TASK PROMPT:
Where the lines below hold images, skip those and copy every word exactly.

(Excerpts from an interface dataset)
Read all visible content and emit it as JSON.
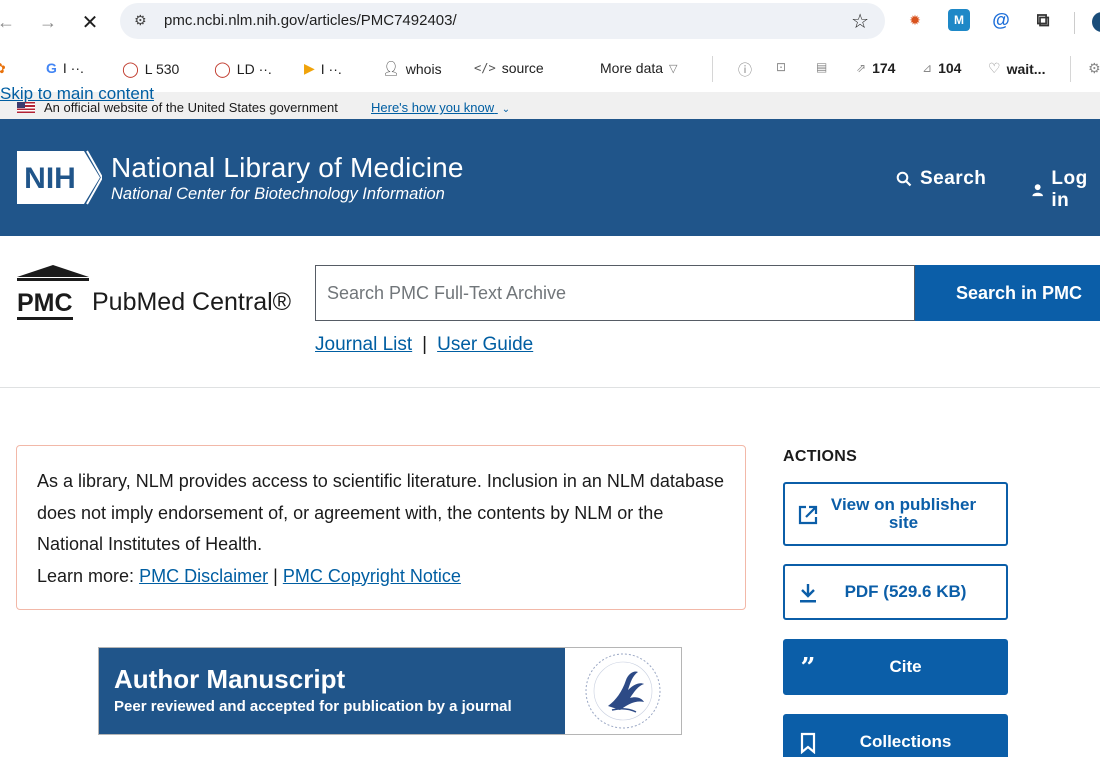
{
  "browser": {
    "url": "pmc.ncbi.nlm.nih.gov/articles/PMC7492403/",
    "bookmarks": [
      {
        "label": "I ··."
      },
      {
        "label": "L 530"
      },
      {
        "label": "LD ··."
      },
      {
        "label": "I ··."
      },
      {
        "label": "whois"
      },
      {
        "label": "source"
      },
      {
        "label": "More data"
      },
      {
        "label": "174"
      },
      {
        "label": "104"
      },
      {
        "label": "wait..."
      }
    ]
  },
  "skip_link": "Skip to main content",
  "gov_banner": {
    "text": "An official website of the United States government",
    "link": "Here's how you know"
  },
  "nlm_header": {
    "logo_text": "NIH",
    "title": "National Library of Medicine",
    "subtitle": "National Center for Biotechnology Information",
    "search_label": "Search",
    "login_label": "Log in"
  },
  "pmc": {
    "logo_box": "PMC",
    "logo_name": "PubMed Central®",
    "search_placeholder": "Search PMC Full-Text Archive",
    "search_button": "Search in PMC",
    "journal_list": "Journal List",
    "separator": "|",
    "user_guide": "User Guide"
  },
  "disclaimer": {
    "text": "As a library, NLM provides access to scientific literature. Inclusion in an NLM database does not imply endorsement of, or agreement with, the contents by NLM or the National Institutes of Health.",
    "learn_more": "Learn more:",
    "link1": "PMC Disclaimer",
    "sep": "|",
    "link2": "PMC Copyright Notice"
  },
  "author_manuscript": {
    "title": "Author Manuscript",
    "subtitle": "Peer reviewed and accepted for publication by a journal"
  },
  "actions": {
    "heading": "ACTIONS",
    "view_publisher": "View on publisher site",
    "pdf": "PDF (529.6 KB)",
    "cite": "Cite",
    "collections": "Collections"
  },
  "colors": {
    "header_blue": "#20558a",
    "button_blue": "#0b5ea8",
    "link_blue": "#005ea2"
  }
}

RESULT FOR THIS TASK:
Read all visible content and emit it as JSON.
{
  "browser": {
    "url": "pmc.ncbi.nlm.nih.gov/articles/PMC7492403/",
    "bookmarks": [
      {
        "label": "I ··."
      },
      {
        "label": "L 530"
      },
      {
        "label": "LD ··."
      },
      {
        "label": "I ··."
      },
      {
        "label": "whois"
      },
      {
        "label": "source"
      },
      {
        "label": "More data"
      },
      {
        "label": "174"
      },
      {
        "label": "104"
      },
      {
        "label": "wait..."
      }
    ]
  },
  "skip_link": "Skip to main content",
  "gov_banner": {
    "text": "An official website of the United States government",
    "link": "Here's how you know"
  },
  "nlm_header": {
    "logo_text": "NIH",
    "title": "National Library of Medicine",
    "subtitle": "National Center for Biotechnology Information",
    "search_label": "Search",
    "login_label": "Log in"
  },
  "pmc": {
    "logo_box": "PMC",
    "logo_name": "PubMed Central®",
    "search_placeholder": "Search PMC Full-Text Archive",
    "search_button": "Search in PMC",
    "journal_list": "Journal List",
    "separator": "|",
    "user_guide": "User Guide"
  },
  "disclaimer": {
    "text": "As a library, NLM provides access to scientific literature. Inclusion in an NLM database does not imply endorsement of, or agreement with, the contents by NLM or the National Institutes of Health.",
    "learn_more": "Learn more:",
    "link1": "PMC Disclaimer",
    "sep": "|",
    "link2": "PMC Copyright Notice"
  },
  "author_manuscript": {
    "title": "Author Manuscript",
    "subtitle": "Peer reviewed and accepted for publication by a journal"
  },
  "actions": {
    "heading": "ACTIONS",
    "view_publisher": "View on publisher site",
    "pdf": "PDF (529.6 KB)",
    "cite": "Cite",
    "collections": "Collections"
  },
  "colors": {
    "header_blue": "#20558a",
    "button_blue": "#0b5ea8",
    "link_blue": "#005ea2"
  }
}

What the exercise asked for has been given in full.